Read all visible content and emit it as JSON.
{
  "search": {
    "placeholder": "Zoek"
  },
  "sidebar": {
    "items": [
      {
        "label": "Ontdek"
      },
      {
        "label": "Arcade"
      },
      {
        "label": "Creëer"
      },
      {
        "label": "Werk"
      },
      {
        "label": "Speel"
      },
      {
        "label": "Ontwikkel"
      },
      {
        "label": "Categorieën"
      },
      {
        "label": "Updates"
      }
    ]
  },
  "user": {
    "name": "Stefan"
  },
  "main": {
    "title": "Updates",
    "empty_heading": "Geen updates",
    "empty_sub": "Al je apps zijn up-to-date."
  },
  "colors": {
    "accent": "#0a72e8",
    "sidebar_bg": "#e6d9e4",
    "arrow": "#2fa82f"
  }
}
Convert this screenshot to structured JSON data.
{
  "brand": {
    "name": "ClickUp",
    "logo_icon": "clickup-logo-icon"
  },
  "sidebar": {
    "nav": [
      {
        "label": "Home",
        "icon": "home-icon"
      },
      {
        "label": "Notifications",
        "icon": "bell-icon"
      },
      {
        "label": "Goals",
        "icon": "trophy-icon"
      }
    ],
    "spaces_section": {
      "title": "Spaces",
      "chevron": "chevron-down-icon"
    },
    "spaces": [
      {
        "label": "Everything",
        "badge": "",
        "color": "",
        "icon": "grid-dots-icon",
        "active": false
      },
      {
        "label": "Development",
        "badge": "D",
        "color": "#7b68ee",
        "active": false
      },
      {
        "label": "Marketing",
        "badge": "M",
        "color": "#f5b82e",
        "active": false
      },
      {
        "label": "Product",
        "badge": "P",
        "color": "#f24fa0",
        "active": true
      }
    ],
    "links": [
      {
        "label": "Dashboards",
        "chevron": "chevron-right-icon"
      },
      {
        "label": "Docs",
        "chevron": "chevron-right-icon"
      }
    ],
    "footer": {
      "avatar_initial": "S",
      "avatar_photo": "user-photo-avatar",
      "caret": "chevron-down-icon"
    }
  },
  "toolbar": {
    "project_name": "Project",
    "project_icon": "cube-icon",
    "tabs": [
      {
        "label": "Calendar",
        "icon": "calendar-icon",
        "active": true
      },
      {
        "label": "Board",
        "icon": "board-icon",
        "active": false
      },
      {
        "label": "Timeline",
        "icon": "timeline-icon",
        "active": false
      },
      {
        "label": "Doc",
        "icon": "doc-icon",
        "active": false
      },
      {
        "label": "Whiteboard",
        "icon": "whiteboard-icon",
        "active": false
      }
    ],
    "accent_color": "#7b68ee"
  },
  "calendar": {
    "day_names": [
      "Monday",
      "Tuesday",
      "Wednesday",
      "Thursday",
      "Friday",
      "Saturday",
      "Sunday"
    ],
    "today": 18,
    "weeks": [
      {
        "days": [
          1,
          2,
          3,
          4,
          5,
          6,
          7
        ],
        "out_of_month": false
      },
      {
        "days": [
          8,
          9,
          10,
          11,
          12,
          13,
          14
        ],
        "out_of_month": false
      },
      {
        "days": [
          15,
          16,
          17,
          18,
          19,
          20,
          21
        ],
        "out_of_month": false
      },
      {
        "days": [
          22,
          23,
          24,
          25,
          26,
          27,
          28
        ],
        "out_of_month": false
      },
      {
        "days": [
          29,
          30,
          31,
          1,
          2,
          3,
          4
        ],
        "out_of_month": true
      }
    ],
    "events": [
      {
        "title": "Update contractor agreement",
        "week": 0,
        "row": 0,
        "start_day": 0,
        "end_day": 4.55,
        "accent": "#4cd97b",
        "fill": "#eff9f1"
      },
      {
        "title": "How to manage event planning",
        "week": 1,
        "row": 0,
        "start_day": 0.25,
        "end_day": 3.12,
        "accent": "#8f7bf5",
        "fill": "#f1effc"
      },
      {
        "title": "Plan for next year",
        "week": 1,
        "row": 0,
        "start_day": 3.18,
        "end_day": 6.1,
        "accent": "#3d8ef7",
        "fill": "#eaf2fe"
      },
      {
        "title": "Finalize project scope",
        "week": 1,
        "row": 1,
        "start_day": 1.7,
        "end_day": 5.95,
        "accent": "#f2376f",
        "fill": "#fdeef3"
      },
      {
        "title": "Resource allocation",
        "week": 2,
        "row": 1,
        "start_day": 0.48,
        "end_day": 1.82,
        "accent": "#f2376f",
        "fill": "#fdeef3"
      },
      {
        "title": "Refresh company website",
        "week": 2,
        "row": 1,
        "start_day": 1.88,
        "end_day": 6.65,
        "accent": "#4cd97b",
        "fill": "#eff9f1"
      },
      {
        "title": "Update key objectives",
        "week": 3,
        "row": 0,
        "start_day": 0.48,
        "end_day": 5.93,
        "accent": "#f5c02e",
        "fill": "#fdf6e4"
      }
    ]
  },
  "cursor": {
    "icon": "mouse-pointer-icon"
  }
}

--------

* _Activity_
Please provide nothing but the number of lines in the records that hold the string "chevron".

* _Result_
4